▸ Entries shown:

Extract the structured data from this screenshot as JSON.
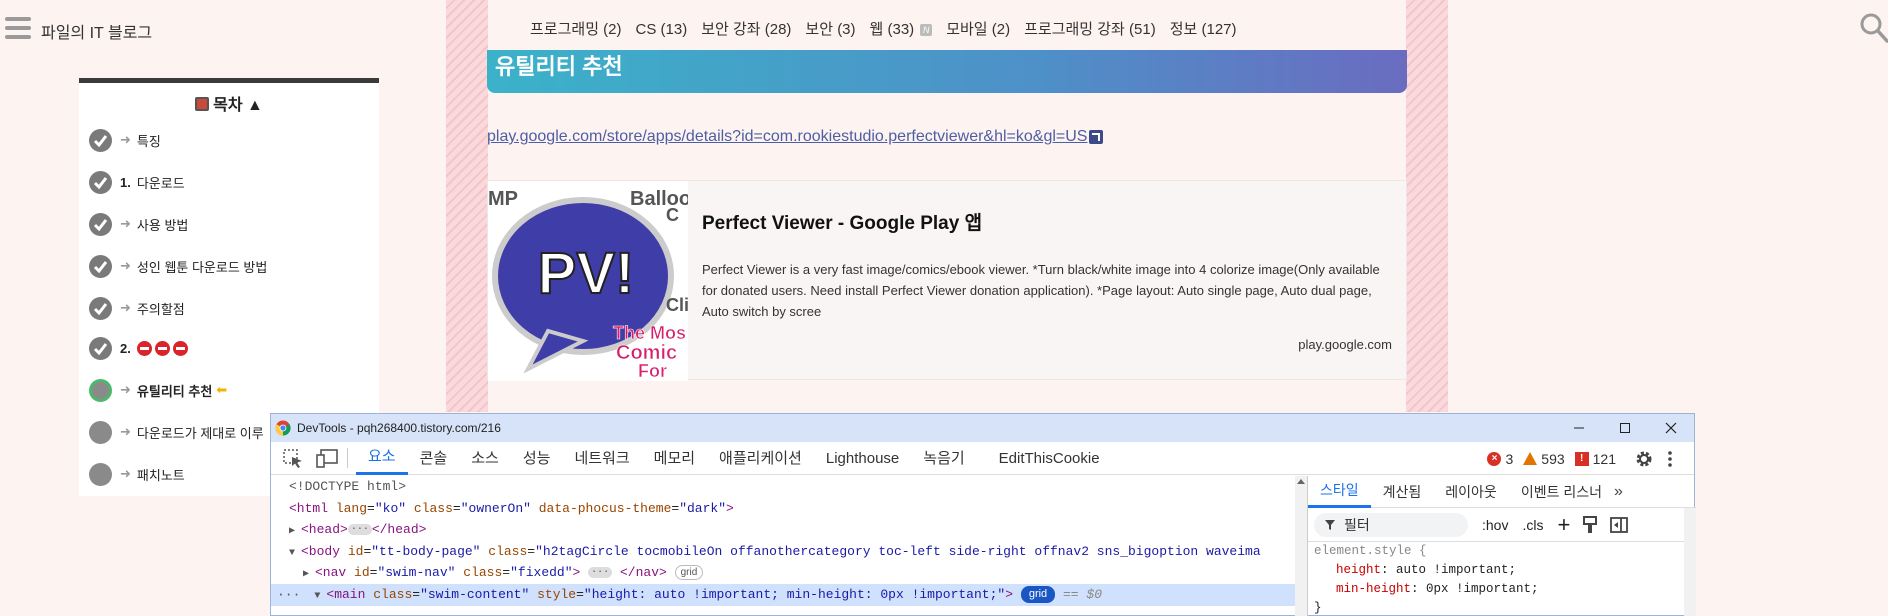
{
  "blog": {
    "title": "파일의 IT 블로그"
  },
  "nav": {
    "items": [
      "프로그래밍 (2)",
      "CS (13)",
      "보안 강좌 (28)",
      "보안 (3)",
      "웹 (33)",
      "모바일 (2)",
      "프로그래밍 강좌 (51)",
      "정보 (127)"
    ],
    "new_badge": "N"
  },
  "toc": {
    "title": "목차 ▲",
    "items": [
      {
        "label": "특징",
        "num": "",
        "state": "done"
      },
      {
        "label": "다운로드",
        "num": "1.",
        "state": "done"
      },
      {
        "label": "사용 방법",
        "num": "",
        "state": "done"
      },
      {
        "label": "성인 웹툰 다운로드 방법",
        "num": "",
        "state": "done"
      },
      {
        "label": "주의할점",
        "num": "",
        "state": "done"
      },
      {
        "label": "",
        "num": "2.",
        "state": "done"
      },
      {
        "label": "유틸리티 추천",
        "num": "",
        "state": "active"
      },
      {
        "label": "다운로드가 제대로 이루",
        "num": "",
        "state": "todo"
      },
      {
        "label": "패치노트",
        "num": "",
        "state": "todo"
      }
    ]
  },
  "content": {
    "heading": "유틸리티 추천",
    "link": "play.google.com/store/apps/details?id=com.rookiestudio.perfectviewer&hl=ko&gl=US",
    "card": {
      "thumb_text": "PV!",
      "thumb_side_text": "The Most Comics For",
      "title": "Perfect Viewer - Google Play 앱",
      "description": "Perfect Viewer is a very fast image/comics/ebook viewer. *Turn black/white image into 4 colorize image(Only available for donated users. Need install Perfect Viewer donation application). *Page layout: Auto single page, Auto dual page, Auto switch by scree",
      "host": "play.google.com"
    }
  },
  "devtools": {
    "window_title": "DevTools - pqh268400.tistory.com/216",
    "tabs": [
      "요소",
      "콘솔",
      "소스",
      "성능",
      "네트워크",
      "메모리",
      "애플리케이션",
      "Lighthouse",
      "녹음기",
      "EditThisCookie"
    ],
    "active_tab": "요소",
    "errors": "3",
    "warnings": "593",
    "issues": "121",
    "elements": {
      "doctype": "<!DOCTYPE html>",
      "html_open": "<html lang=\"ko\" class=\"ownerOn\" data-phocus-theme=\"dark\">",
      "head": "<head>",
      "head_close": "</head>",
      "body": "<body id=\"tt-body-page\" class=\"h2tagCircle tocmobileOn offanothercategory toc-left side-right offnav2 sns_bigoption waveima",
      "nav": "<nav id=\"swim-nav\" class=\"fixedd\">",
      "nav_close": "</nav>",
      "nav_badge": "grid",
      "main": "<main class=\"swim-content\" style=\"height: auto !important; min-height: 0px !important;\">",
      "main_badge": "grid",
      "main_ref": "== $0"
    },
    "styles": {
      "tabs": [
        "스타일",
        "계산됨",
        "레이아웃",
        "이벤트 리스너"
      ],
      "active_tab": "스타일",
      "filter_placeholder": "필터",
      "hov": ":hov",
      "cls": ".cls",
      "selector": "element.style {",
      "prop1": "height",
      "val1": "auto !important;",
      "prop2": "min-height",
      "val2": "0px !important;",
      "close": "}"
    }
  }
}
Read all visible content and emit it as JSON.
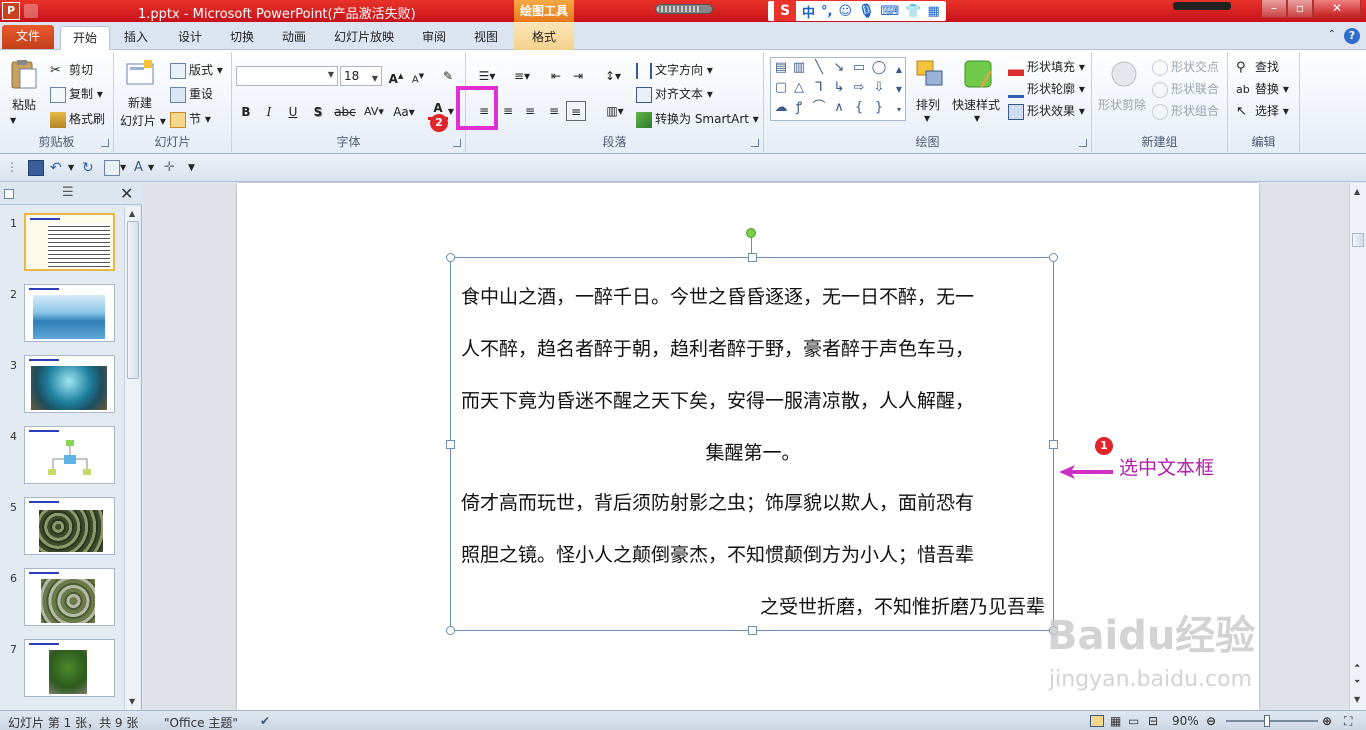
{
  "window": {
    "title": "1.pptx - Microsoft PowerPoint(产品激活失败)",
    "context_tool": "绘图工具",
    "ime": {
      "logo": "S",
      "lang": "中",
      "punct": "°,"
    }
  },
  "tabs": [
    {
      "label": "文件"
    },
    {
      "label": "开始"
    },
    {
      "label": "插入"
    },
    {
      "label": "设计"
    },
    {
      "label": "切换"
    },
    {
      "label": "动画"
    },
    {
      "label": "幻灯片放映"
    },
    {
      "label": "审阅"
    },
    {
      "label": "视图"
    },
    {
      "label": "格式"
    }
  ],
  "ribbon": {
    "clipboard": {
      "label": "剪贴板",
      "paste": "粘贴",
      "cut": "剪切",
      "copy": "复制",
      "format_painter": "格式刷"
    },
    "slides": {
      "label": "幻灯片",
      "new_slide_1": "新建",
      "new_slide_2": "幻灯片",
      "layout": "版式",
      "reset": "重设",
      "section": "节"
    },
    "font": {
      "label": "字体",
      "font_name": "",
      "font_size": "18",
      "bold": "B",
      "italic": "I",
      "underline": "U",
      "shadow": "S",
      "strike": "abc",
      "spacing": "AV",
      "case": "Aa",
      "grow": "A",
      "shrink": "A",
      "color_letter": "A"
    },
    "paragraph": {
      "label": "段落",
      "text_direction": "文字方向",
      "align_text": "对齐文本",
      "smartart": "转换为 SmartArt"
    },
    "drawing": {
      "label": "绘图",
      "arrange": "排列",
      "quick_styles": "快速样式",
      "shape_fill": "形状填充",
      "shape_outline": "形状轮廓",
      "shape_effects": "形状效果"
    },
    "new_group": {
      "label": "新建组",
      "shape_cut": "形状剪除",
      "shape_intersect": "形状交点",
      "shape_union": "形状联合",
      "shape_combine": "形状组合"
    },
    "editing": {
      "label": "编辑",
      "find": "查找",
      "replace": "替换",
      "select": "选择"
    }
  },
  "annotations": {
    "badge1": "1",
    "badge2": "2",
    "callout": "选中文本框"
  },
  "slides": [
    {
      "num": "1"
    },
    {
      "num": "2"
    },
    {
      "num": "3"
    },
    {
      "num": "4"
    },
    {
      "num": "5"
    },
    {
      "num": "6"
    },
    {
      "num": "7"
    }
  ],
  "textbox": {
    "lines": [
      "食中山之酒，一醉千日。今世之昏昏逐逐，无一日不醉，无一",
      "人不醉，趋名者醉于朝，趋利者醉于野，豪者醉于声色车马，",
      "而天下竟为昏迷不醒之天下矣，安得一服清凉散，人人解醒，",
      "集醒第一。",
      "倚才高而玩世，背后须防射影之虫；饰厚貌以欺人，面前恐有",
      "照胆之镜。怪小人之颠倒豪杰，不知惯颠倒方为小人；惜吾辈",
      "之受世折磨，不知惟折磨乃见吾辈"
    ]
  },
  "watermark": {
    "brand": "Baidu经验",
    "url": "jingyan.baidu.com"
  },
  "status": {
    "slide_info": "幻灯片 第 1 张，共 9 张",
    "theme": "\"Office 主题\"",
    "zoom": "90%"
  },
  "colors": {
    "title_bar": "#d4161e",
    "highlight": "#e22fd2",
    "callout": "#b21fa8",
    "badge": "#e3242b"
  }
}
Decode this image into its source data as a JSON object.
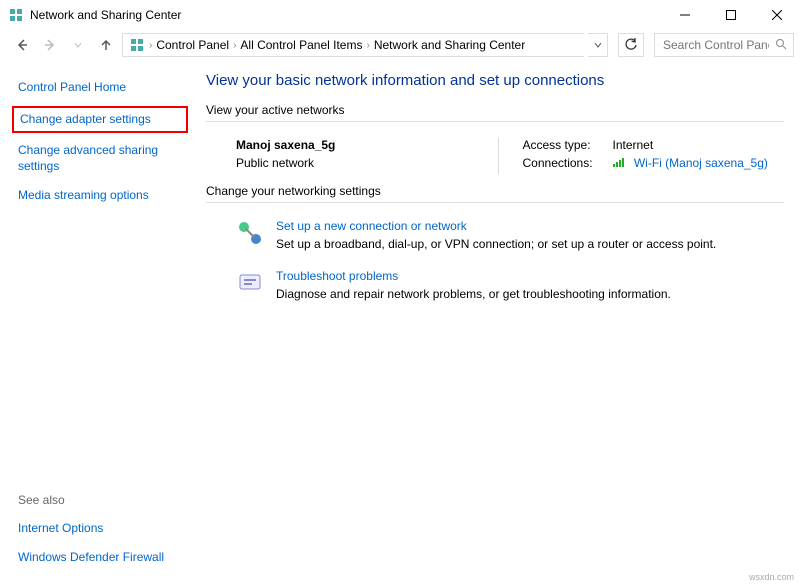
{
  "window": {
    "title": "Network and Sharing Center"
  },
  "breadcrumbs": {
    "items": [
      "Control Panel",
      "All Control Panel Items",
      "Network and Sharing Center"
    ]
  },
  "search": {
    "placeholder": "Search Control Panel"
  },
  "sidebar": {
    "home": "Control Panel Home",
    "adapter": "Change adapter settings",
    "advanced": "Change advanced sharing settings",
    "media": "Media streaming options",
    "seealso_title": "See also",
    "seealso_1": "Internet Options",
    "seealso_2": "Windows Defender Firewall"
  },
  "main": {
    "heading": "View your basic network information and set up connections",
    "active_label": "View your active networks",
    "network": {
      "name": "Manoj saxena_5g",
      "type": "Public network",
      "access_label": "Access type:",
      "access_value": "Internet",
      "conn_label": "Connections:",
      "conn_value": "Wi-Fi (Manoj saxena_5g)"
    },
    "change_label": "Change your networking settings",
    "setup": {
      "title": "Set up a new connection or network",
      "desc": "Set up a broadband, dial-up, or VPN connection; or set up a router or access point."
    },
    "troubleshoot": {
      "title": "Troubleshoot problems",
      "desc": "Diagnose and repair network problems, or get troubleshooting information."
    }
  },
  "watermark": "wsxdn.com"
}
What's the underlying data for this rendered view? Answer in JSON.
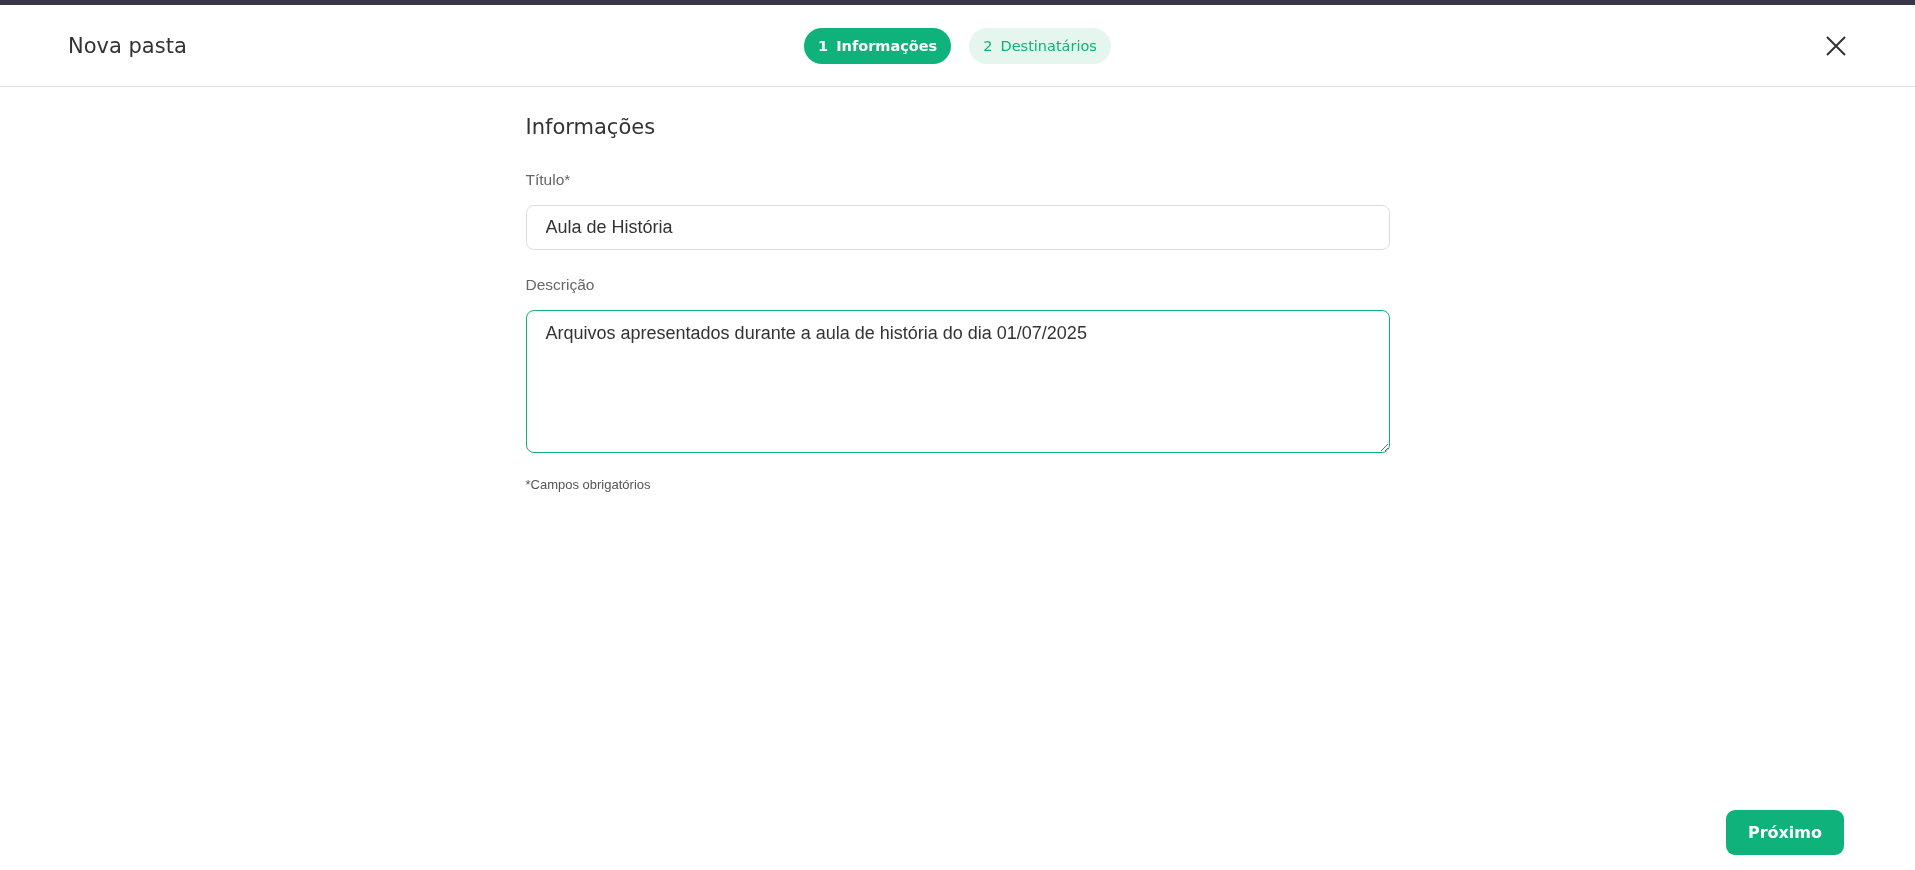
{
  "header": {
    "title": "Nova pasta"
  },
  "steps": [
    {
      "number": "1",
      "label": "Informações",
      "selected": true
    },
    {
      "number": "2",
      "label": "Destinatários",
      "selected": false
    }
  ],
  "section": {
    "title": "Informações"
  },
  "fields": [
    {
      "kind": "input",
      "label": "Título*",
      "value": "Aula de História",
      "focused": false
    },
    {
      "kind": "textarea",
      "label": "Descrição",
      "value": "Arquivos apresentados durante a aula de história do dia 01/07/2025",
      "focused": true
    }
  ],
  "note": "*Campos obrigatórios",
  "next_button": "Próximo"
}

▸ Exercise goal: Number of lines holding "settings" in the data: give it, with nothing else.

▸ Exercise output: 3